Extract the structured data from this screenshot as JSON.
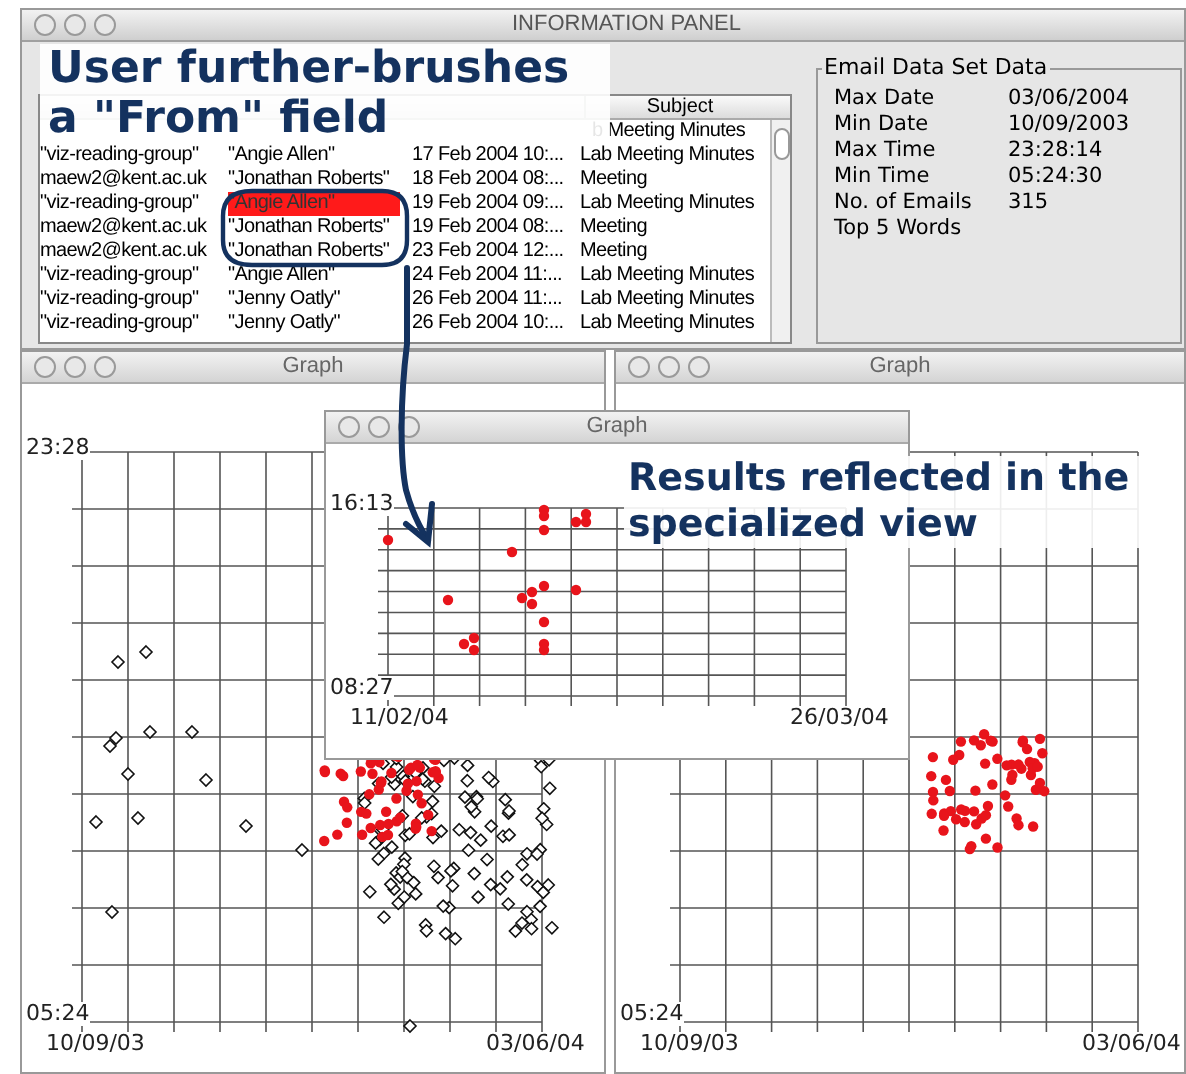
{
  "info_panel": {
    "title": "INFORMATION PANEL",
    "table": {
      "subject_header": "Subject",
      "rows": [
        {
          "kind": "partial",
          "subject": "b Meeting Minutes"
        },
        {
          "kind": "full",
          "from": "\"viz-reading-group\"",
          "name": "\"Angie Allen\"",
          "date": "17 Feb 2004 10:...",
          "subject": "Lab Meeting Minutes",
          "selected": false
        },
        {
          "kind": "full",
          "from": "maew2@kent.ac.uk",
          "name": "\"Jonathan Roberts\"",
          "date": "18 Feb 2004 08:...",
          "subject": "Meeting",
          "selected": false
        },
        {
          "kind": "full",
          "from": "\"viz-reading-group\"",
          "name": "\"Angie Allen\"",
          "date": "19 Feb 2004 09:...",
          "subject": "Lab Meeting Minutes",
          "selected": true
        },
        {
          "kind": "full",
          "from": "maew2@kent.ac.uk",
          "name": "\"Jonathan Roberts\"",
          "date": "19 Feb 2004 08:...",
          "subject": "Meeting",
          "selected": false
        },
        {
          "kind": "full",
          "from": "maew2@kent.ac.uk",
          "name": "\"Jonathan Roberts\"",
          "date": "23 Feb 2004 12:...",
          "subject": "Meeting",
          "selected": false
        },
        {
          "kind": "full",
          "from": "\"viz-reading-group\"",
          "name": "\"Angie Allen\"",
          "date": "24 Feb 2004 11:...",
          "subject": "Lab Meeting Minutes",
          "selected": false
        },
        {
          "kind": "full",
          "from": "\"viz-reading-group\"",
          "name": "\"Jenny Oatly\"",
          "date": "26 Feb 2004 11:...",
          "subject": "Lab Meeting Minutes",
          "selected": false
        },
        {
          "kind": "full",
          "from": "\"viz-reading-group\"",
          "name": "\"Jenny Oatly\"",
          "date": "26 Feb 2004 10:...",
          "subject": "Lab Meeting Minutes",
          "selected": false
        }
      ]
    },
    "stats": {
      "title": "Email Data Set Data",
      "items": [
        {
          "label": "Max Date",
          "value": "03/06/2004"
        },
        {
          "label": "Min Date",
          "value": "10/09/2003"
        },
        {
          "label": "Max Time",
          "value": "23:28:14"
        },
        {
          "label": "Min Time",
          "value": "05:24:30"
        },
        {
          "label": "No. of Emails",
          "value": "315"
        },
        {
          "label": "Top 5 Words"
        }
      ]
    }
  },
  "graphs": [
    {
      "title": "Graph",
      "kind": "mixed",
      "y_top": "23:28",
      "y_bottom": "05:24",
      "x_start": "10/09/03",
      "x_end": "03/06/04"
    },
    {
      "title": "Graph",
      "kind": "brushed",
      "y_bottom": "05:24",
      "x_start": "10/09/03",
      "x_end": "03/06/04"
    },
    {
      "title": "Graph",
      "kind": "zoomed",
      "y_top": "16:13",
      "y_bottom": "08:27",
      "x_start": "11/02/04",
      "x_end": "26/03/04"
    }
  ],
  "callouts": [
    {
      "text": "User further-brushes a \"From\" field"
    },
    {
      "text": "Results reflected in the specialized view"
    }
  ]
}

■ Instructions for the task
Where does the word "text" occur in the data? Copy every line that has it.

■ Answer to the exercise
      "text": "User further-brushes a \"From\" field"
      "text": "Results reflected in the specialized view"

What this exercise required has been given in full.